Everybody knows that brushing your teeth is essential for good oral health. Regular brushing—usually twice a day—helps clean the mouth, removing food particles and plaque and improving breath. But is one kind of toothbrush better for you than another?
Any parent knows that seemingly safe items in one’s home take on a new, potentially risky light when there’s a newborn baby, infant, or toddler in the home. After all, childproofing one’s home is a veritable rite of passage among new parents. But recent research shows that pacifiers, baby bottles, and sippy cups pose an injury risk to children that may surprise you.
If you need to replace a missing tooth—following an accident or a health issue resulting in the loss of a tooth or teeth—you have several options to consider. Among the most popular choices are dental implants, dentures, and fixed bridges, and all your options have both advantages and disadvantages.
Many people believe that smokeless tobacco—such as in the form of chewing tobacco or “snuff”—is less harmful to one’s health than cigarettes. (In 2011, a Kentucky oncologist was reportedly encouraging smokers to take up smokeless tobacco in favor of cigarettes and claiming that tobacco is less harmful when not smoked.) The link between cigarette smoke and lung cancer is well documented, but is it true that smokeless tobacco is safe?
Many of us worry about two basic things when we have to go to the dentist: that we will have cavities, and that the experience will be painful. Although cavities are definitely a concern, there are far more serious conditions that your dentist can discover at your appointment.
We think it’s safe to say no one likes that they snore. And if you do snore when you sleep, likely the biggest sufferer is your partner, not you. But this nighttime annoyance could signal a disorder called sleep apnea that causes you to briefly stop breathing while you sleep—and that can lead to fairly serious health concerns if left untreated.

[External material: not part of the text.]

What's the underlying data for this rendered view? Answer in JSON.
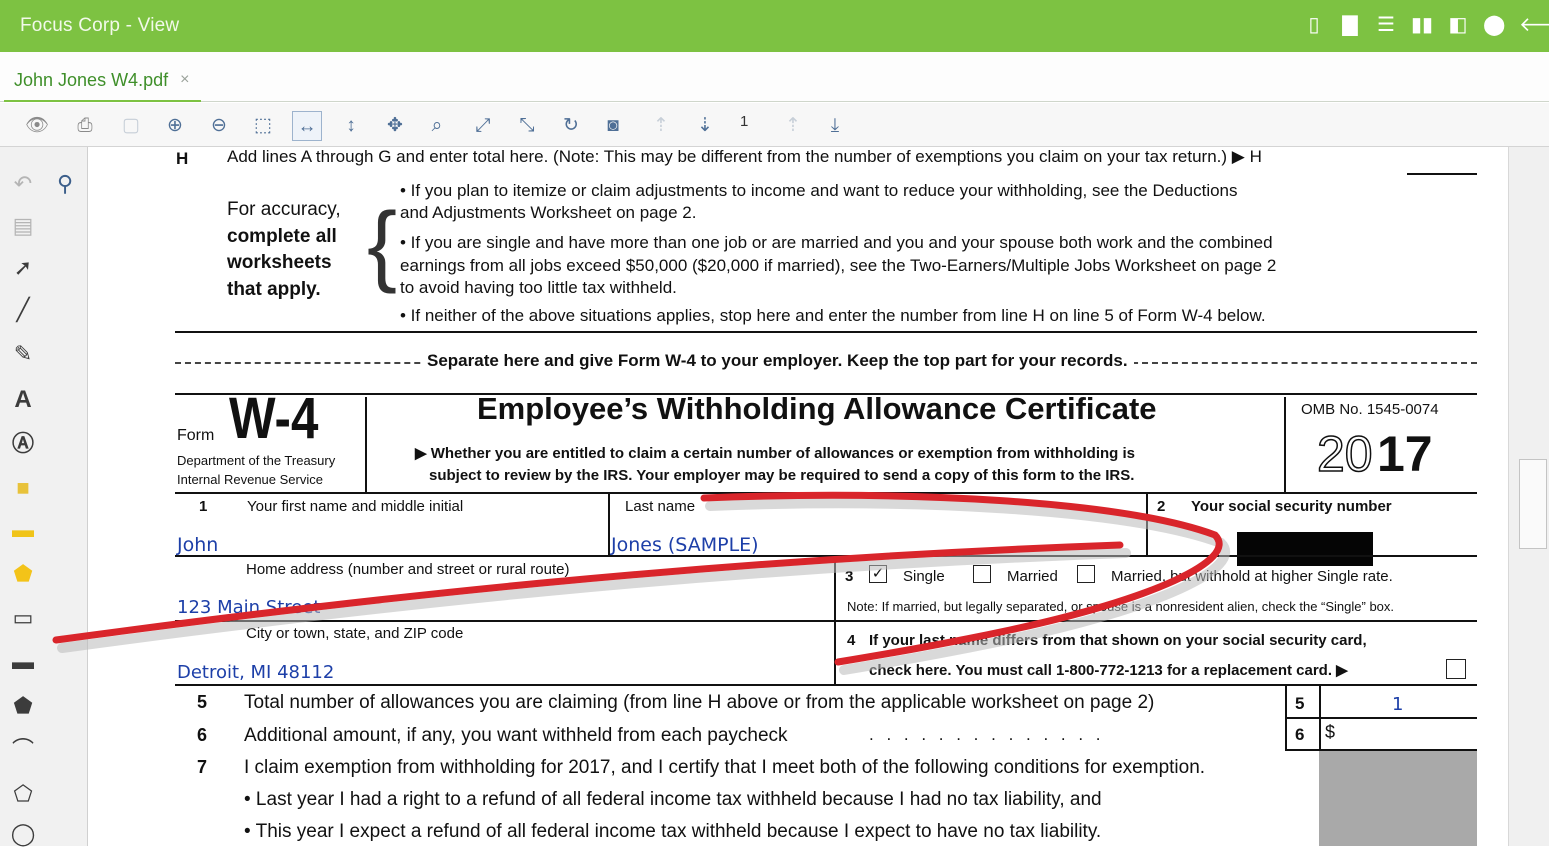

Take a look around almost any public space today, and you’ll find that technology is everywhere: from smartphones to smartwatches, tablet computers to e-readers, the latest devices are—literally—in the hands of most people. The same can be said for medical professionals. In the field of dentistry, digital X-rays are on the rise and offer a host of benefits.

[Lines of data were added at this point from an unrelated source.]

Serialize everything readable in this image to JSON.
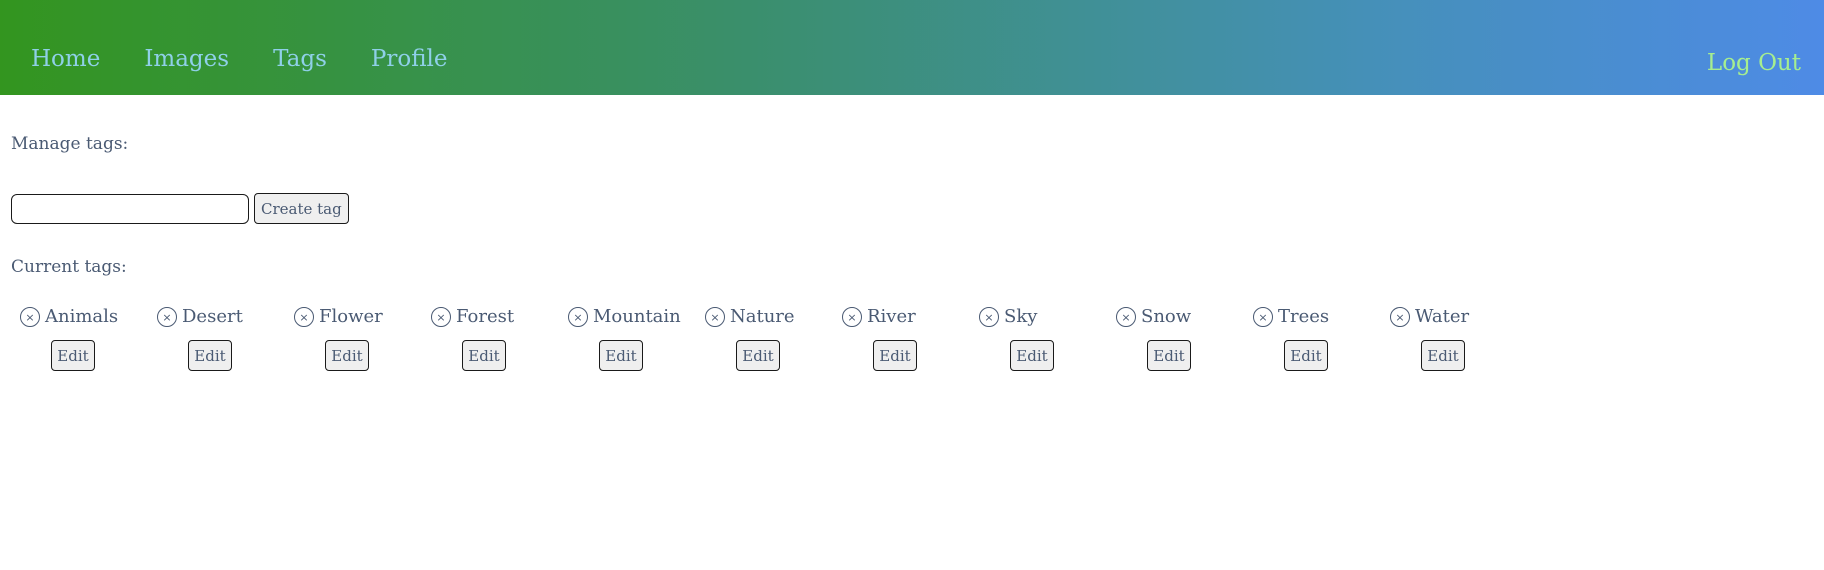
{
  "nav": {
    "links": [
      "Home",
      "Images",
      "Tags",
      "Profile"
    ],
    "logout": "Log Out"
  },
  "manage": {
    "label": "Manage tags:",
    "input_value": "",
    "create_label": "Create tag"
  },
  "current": {
    "label": "Current tags:",
    "edit_label": "Edit",
    "remove_glyph": "×",
    "tags": [
      "Animals",
      "Desert",
      "Flower",
      "Forest",
      "Mountain",
      "Nature",
      "River",
      "Sky",
      "Snow",
      "Trees",
      "Water"
    ]
  },
  "colors": {
    "gradient_start": "#33951f",
    "gradient_end": "#4e8be6",
    "nav_link": "#8fd0e8",
    "logout": "#a6ee8f",
    "text": "#4a5a73"
  }
}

Just as we know “An apple a day keeps the doctor away,” many of us consider it common knowledge that we’re supposed to floss daily. But only slightly more than 50 percent of adults floss daily, according to the American Dental Association (ADA).
Heartburn, indigestion, upset stomach . . . the catchy Pepto-Bismol jingle that you can’t get out of your head lists a host of symptoms that many of us have experienced. Whereas heartburn is considered a fairly commonplace affliction—according to the U. S. National Library of Medicine, heartburn affects as many as 20 of every 100 people in Western countries—and is often little more than a temporary nuisance, its more severe cousin, gastroesophageal reflux disease (GERD), is a serious medical condition with serious potential consequences . . . including some that may surprise you.
Popular opinion holds that if wisdom teeth do not cause pain, it is fine to leave them be. In reality, wisdom teeth extraction is extremely commonplace and, many experts say, for good reason. The American Journal of Public Health (AJPH) reports that about five million people have wisdom teeth removed every year. These permanent adult teeth, also known as third molars, grow in later than other teeth, typically between the ages of 17 and 25. They can cause pain and discomfort or they may grow in virtually unnoticed. Many dentists and oral surgeons feel that extraction is a worthwhile protective measure against future health problems.